START Recorded data

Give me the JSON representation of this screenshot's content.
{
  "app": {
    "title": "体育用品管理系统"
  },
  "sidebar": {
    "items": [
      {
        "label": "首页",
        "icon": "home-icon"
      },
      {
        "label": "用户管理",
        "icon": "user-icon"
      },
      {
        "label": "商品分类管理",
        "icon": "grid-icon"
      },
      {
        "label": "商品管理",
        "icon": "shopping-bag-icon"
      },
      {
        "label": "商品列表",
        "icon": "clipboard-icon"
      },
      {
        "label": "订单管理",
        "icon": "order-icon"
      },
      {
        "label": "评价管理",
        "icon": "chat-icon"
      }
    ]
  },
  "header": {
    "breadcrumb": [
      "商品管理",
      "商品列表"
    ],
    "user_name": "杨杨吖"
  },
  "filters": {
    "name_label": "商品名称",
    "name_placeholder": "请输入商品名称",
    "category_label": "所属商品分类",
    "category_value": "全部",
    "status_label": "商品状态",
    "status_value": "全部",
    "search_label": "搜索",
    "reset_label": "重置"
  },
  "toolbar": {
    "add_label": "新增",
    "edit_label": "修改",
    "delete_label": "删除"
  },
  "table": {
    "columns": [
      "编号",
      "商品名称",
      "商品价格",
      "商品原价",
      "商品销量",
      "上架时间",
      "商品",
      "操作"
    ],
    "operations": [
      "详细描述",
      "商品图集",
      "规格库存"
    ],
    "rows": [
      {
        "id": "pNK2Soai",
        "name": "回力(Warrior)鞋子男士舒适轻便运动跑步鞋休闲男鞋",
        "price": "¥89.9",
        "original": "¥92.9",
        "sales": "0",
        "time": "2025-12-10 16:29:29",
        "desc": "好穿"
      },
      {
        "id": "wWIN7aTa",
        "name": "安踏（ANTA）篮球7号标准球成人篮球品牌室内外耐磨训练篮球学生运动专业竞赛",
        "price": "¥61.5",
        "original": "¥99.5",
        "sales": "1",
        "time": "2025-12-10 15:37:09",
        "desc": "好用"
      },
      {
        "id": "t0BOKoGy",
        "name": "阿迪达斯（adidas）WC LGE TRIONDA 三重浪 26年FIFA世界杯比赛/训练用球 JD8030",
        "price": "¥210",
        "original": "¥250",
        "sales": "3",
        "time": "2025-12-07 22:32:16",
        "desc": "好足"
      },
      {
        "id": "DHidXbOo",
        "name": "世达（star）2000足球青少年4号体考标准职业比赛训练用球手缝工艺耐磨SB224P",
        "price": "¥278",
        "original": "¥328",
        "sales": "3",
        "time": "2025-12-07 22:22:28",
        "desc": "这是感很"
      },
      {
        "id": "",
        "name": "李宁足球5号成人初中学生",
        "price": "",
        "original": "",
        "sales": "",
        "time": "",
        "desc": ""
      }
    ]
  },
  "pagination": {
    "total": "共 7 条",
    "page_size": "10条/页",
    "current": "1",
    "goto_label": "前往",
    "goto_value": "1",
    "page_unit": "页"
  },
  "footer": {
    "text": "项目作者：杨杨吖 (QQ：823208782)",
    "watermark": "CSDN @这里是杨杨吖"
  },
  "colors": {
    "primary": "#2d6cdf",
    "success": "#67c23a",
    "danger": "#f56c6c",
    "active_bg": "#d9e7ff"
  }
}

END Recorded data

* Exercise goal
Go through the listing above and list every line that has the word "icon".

* Exercise output
        "icon": "home-icon"
        "icon": "user-icon"
        "icon": "grid-icon"
        "icon": "shopping-bag-icon"
        "icon": "clipboard-icon"
        "icon": "order-icon"
        "icon": "chat-icon"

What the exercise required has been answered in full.